If you live within Atlanta’s city limits, as I do, you are by now used to hearing about the $1.3 billion deficit for the pension plans for city employees. But if you read the first installment of the AJC’s series on public pensions in the area, the number that should have jumped out at you is the one for Atlanta Public Schools: $532.5 million more, pushing the total tab for city taxpayers to nearly $2 billion. And that’s on top of our share of Fulton County’s shortfall.
APS serves a student population of around 50,000 students, and its pension plan doesn’t even cover teachers (they’re in the state’s pension system, which is in far better financial shape). Yet, its pension deficit is larger, both in absolute terms and as a percentage of its liabilities, than any of metro Atlanta’s counties.
As bad as the deficits are, there’s a problem with focusing only on the deficits when looking at the pension plans. The more immediate threat is the enormous amount of money each jurisdiction spends each year just to keep from falling further behind.
At APS, that figure this year is $39 million, or about as much as the salaries 557 teachers. The city government spends another $125 million a year on pensions, pushing the total for city taxpayers well north of $160 million each year.
All told, almost 20 percent of the property taxes Atlanta residents pay each year goes not for wages for police or firefighters or teachers, not for parks or libraries or school buses, but for pensions. And all of that money simply maintains the status quo — it doesn’t reduce the deficits.
As the economist Herb Stein once said, if something cannot go on forever, it won’t. This is one of those things.
Atlanta Mayor Kasim Reed has proposed a pensions solution that he says will lower unfunded liabilities and cut the city’s annual payments by $40 million to $50 million. Does it amount to a less rich plan for city police, firefighters and other workers? Absolutely — but then, the plan they have now is about as rich as these things come. And Reed’s plan doesn’t attempt to claw back some of the unfunded, retroactive pension boosts from 2001 and 2005 that really put the city’s pensions in the hole (although that could happen anyway if a lawsuit by the Fulton County Taxpayers Foundation is successful).
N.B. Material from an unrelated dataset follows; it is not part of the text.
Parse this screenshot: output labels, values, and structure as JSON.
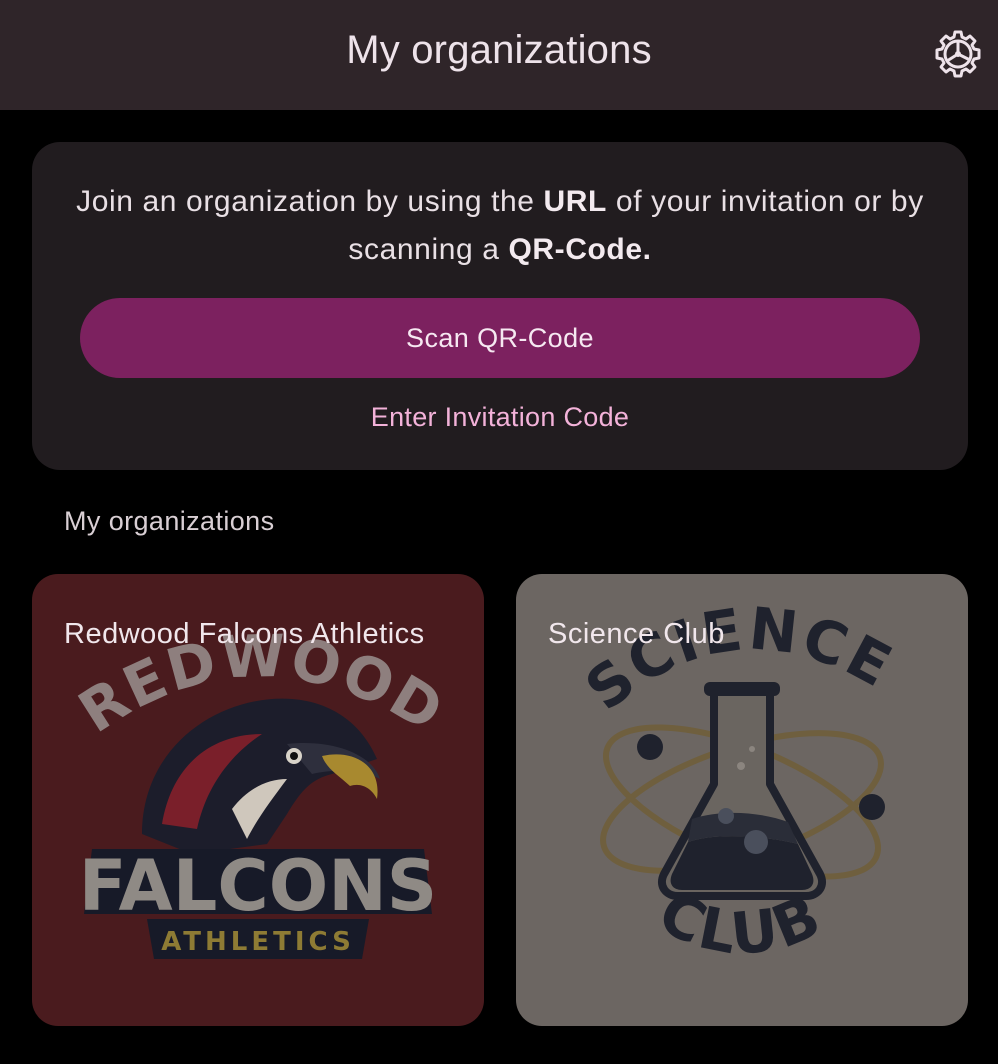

But the city employees — and school system employees, if APS ever tries to overhaul its retirement system — would be wise to consider this question in reacting to Reed’s proposal: Is it better to receive a lesser promise that can be kept, or a better one that can’t?
– By Kyle Wingfield